◆ What the task asks: The copy should hold only the line containing "Transcribe this image's" and the lines after it through the end of the material, each exact, with no pictures.

◆ Source records:
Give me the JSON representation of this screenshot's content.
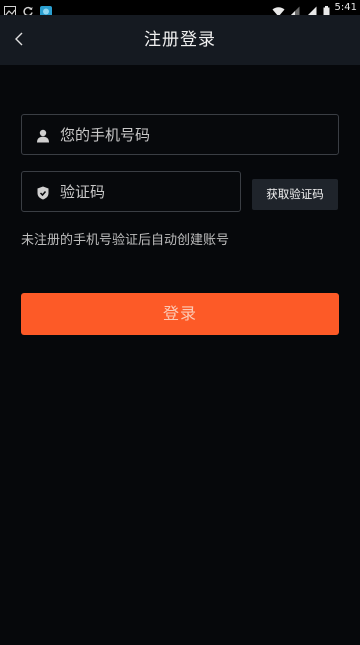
{
  "status_bar": {
    "time": "5:41",
    "left_icons": [
      "image-icon",
      "sync-icon",
      "app-icon"
    ],
    "right_icons": [
      "wifi-icon",
      "signal-icon",
      "signal-icon",
      "battery-icon"
    ]
  },
  "header": {
    "title": "注册登录",
    "back_icon": "chevron-left-icon"
  },
  "form": {
    "phone": {
      "placeholder": "您的手机号码",
      "value": "",
      "icon": "user-icon"
    },
    "code": {
      "placeholder": "验证码",
      "value": "",
      "icon": "shield-icon"
    },
    "get_code_label": "获取验证码",
    "hint": "未注册的手机号验证后自动创建账号",
    "submit_label": "登录"
  },
  "colors": {
    "background": "#06080b",
    "header": "#151a21",
    "accent": "#fd5a27",
    "button_dark": "#1f242b"
  }
}
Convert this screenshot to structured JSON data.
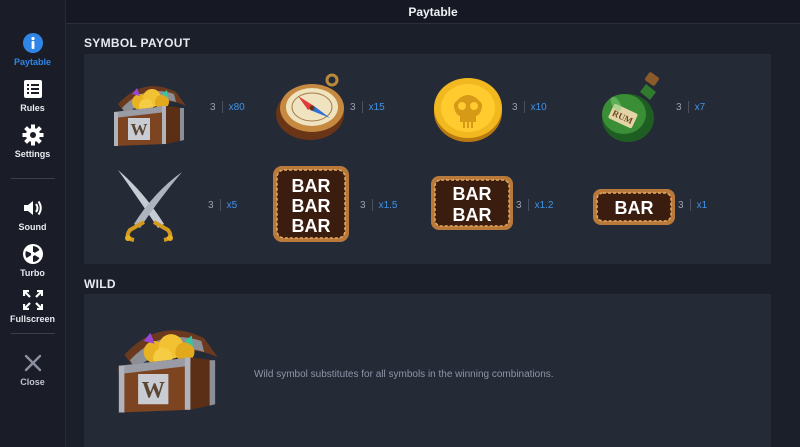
{
  "topbar": {
    "title": "Paytable"
  },
  "sidebar": {
    "items": [
      {
        "label": "Paytable",
        "icon": "info-icon",
        "active": true
      },
      {
        "label": "Rules",
        "icon": "list-icon"
      },
      {
        "label": "Settings",
        "icon": "gear-icon"
      },
      {
        "label": "Sound",
        "icon": "speaker-icon"
      },
      {
        "label": "Turbo",
        "icon": "turbo-icon"
      },
      {
        "label": "Fullscreen",
        "icon": "fullscreen-icon"
      },
      {
        "label": "Close",
        "icon": "close-icon"
      }
    ]
  },
  "symbol_payout": {
    "heading": "SYMBOL PAYOUT",
    "symbols": [
      {
        "name": "treasure-chest",
        "count": "3",
        "multiplier": "x80"
      },
      {
        "name": "compass",
        "count": "3",
        "multiplier": "x15"
      },
      {
        "name": "skull-coin",
        "count": "3",
        "multiplier": "x10"
      },
      {
        "name": "rum-bottle",
        "count": "3",
        "multiplier": "x7"
      },
      {
        "name": "crossed-swords",
        "count": "3",
        "multiplier": "x5"
      },
      {
        "name": "triple-bar",
        "count": "3",
        "multiplier": "x1.5"
      },
      {
        "name": "double-bar",
        "count": "3",
        "multiplier": "x1.2"
      },
      {
        "name": "single-bar",
        "count": "3",
        "multiplier": "x1"
      }
    ],
    "bar_text": "BAR",
    "rum_text": "RUM",
    "chest_letter": "W"
  },
  "wild": {
    "heading": "WILD",
    "description": "Wild symbol substitutes for all symbols in the winning combinations.",
    "chest_letter": "W"
  },
  "colors": {
    "accent": "#2f86e6",
    "multiplier": "#3f93ea",
    "panel": "#252a37"
  }
}
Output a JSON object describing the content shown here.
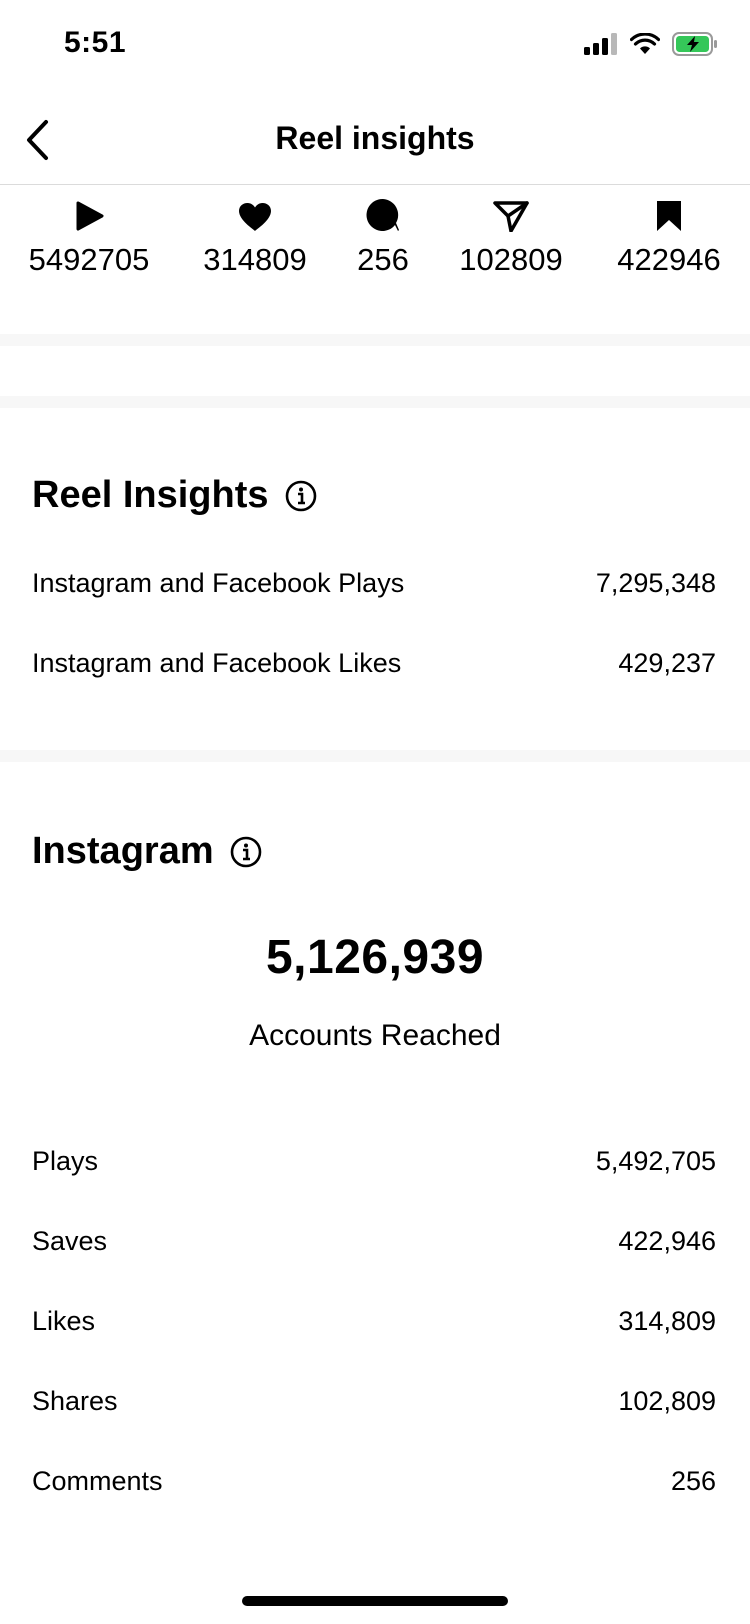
{
  "status": {
    "time": "5:51"
  },
  "header": {
    "title": "Reel insights"
  },
  "summary": {
    "plays": "5492705",
    "likes": "314809",
    "comments": "256",
    "shares": "102809",
    "saves": "422946"
  },
  "reel_insights": {
    "title": "Reel Insights",
    "rows": [
      {
        "label": "Instagram and Facebook Plays",
        "value": "7,295,348"
      },
      {
        "label": "Instagram and Facebook Likes",
        "value": "429,237"
      }
    ]
  },
  "instagram": {
    "title": "Instagram",
    "accounts_reached_value": "5,126,939",
    "accounts_reached_label": "Accounts Reached",
    "rows": [
      {
        "label": "Plays",
        "value": "5,492,705"
      },
      {
        "label": "Saves",
        "value": "422,946"
      },
      {
        "label": "Likes",
        "value": "314,809"
      },
      {
        "label": "Shares",
        "value": "102,809"
      },
      {
        "label": "Comments",
        "value": "256"
      }
    ]
  },
  "icons": {
    "back": "chevron-left-icon",
    "plays": "play-icon",
    "likes": "heart-icon",
    "comments": "comment-icon",
    "shares": "send-icon",
    "saves": "bookmark-icon",
    "info": "info-icon"
  },
  "colors": {
    "battery_fill": "#35c759"
  }
}
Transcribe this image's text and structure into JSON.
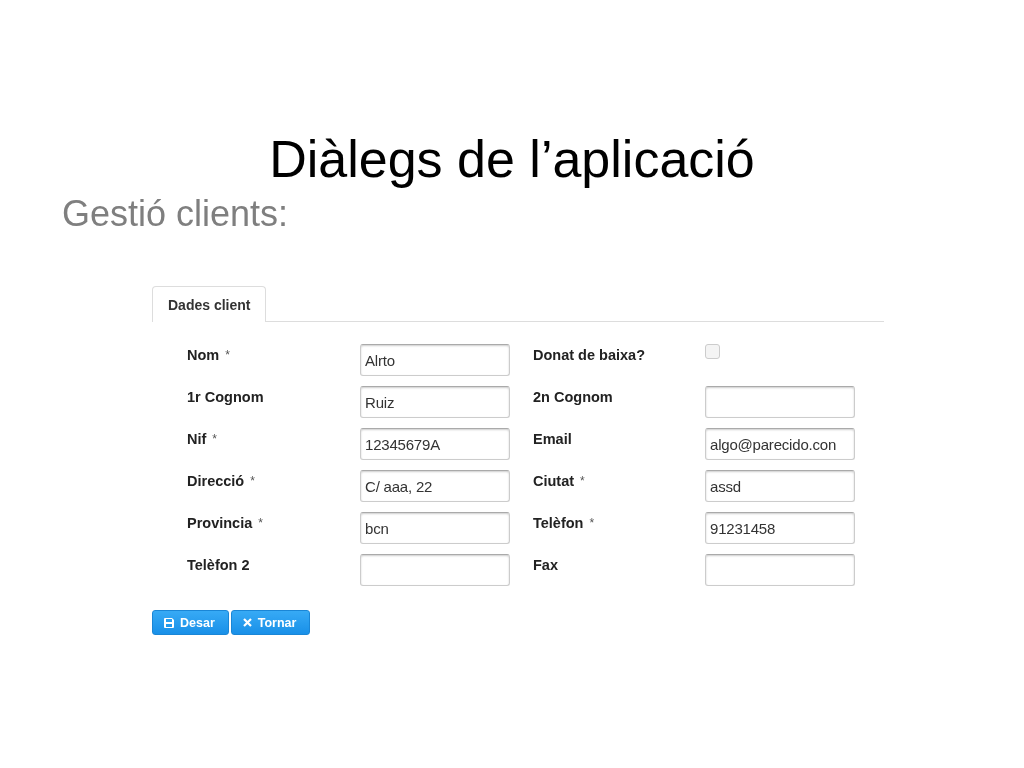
{
  "slide": {
    "title": "Diàlegs de l’aplicació",
    "subtitle": "Gestió clients:"
  },
  "tabs": [
    {
      "label": "Dades client",
      "selected": true
    }
  ],
  "fields": [
    {
      "kind": "text",
      "label": "Nom",
      "required_mark": "*",
      "value": "Alrto"
    },
    {
      "kind": "checkbox",
      "label": "Donat de baixa?",
      "checked": false
    },
    {
      "kind": "text",
      "label": "1r Cognom",
      "value": "Ruiz"
    },
    {
      "kind": "text",
      "label": "2n Cognom"
    },
    {
      "kind": "text",
      "label": "Nif",
      "required_mark": "*",
      "value": "12345679A"
    },
    {
      "kind": "text",
      "label": "Email",
      "value": "algo@parecido.con"
    },
    {
      "kind": "text",
      "label": "Direcció",
      "required_mark": "*",
      "value": "C/ aaa, 22"
    },
    {
      "kind": "text",
      "label": "Ciutat",
      "required_mark": "*",
      "value": "assd"
    },
    {
      "kind": "text",
      "label": "Provincia",
      "required_mark": "*",
      "value": "bcn"
    },
    {
      "kind": "text",
      "label": "Telèfon",
      "required_mark": "*",
      "value": "91231458"
    },
    {
      "kind": "text",
      "label": "Telèfon 2"
    },
    {
      "kind": "text",
      "label": "Fax"
    }
  ],
  "buttons": [
    {
      "kind": "save",
      "label": "Desar"
    },
    {
      "kind": "close",
      "label": "Tornar"
    }
  ]
}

◆ Answer space:
Transcribe this image's text and structure into JSON.
{
  "slide": {
    "title": "Diàlegs de l’aplicació",
    "subtitle": "Gestió clients:"
  },
  "tabs": [
    {
      "label": "Dades client",
      "selected": true
    }
  ],
  "fields": [
    {
      "kind": "text",
      "label": "Nom",
      "required_mark": "*",
      "value": "Alrto"
    },
    {
      "kind": "checkbox",
      "label": "Donat de baixa?",
      "checked": false
    },
    {
      "kind": "text",
      "label": "1r Cognom",
      "value": "Ruiz"
    },
    {
      "kind": "text",
      "label": "2n Cognom"
    },
    {
      "kind": "text",
      "label": "Nif",
      "required_mark": "*",
      "value": "12345679A"
    },
    {
      "kind": "text",
      "label": "Email",
      "value": "algo@parecido.con"
    },
    {
      "kind": "text",
      "label": "Direcció",
      "required_mark": "*",
      "value": "C/ aaa, 22"
    },
    {
      "kind": "text",
      "label": "Ciutat",
      "required_mark": "*",
      "value": "assd"
    },
    {
      "kind": "text",
      "label": "Provincia",
      "required_mark": "*",
      "value": "bcn"
    },
    {
      "kind": "text",
      "label": "Telèfon",
      "required_mark": "*",
      "value": "91231458"
    },
    {
      "kind": "text",
      "label": "Telèfon 2"
    },
    {
      "kind": "text",
      "label": "Fax"
    }
  ],
  "buttons": [
    {
      "kind": "save",
      "label": "Desar"
    },
    {
      "kind": "close",
      "label": "Tornar"
    }
  ]
}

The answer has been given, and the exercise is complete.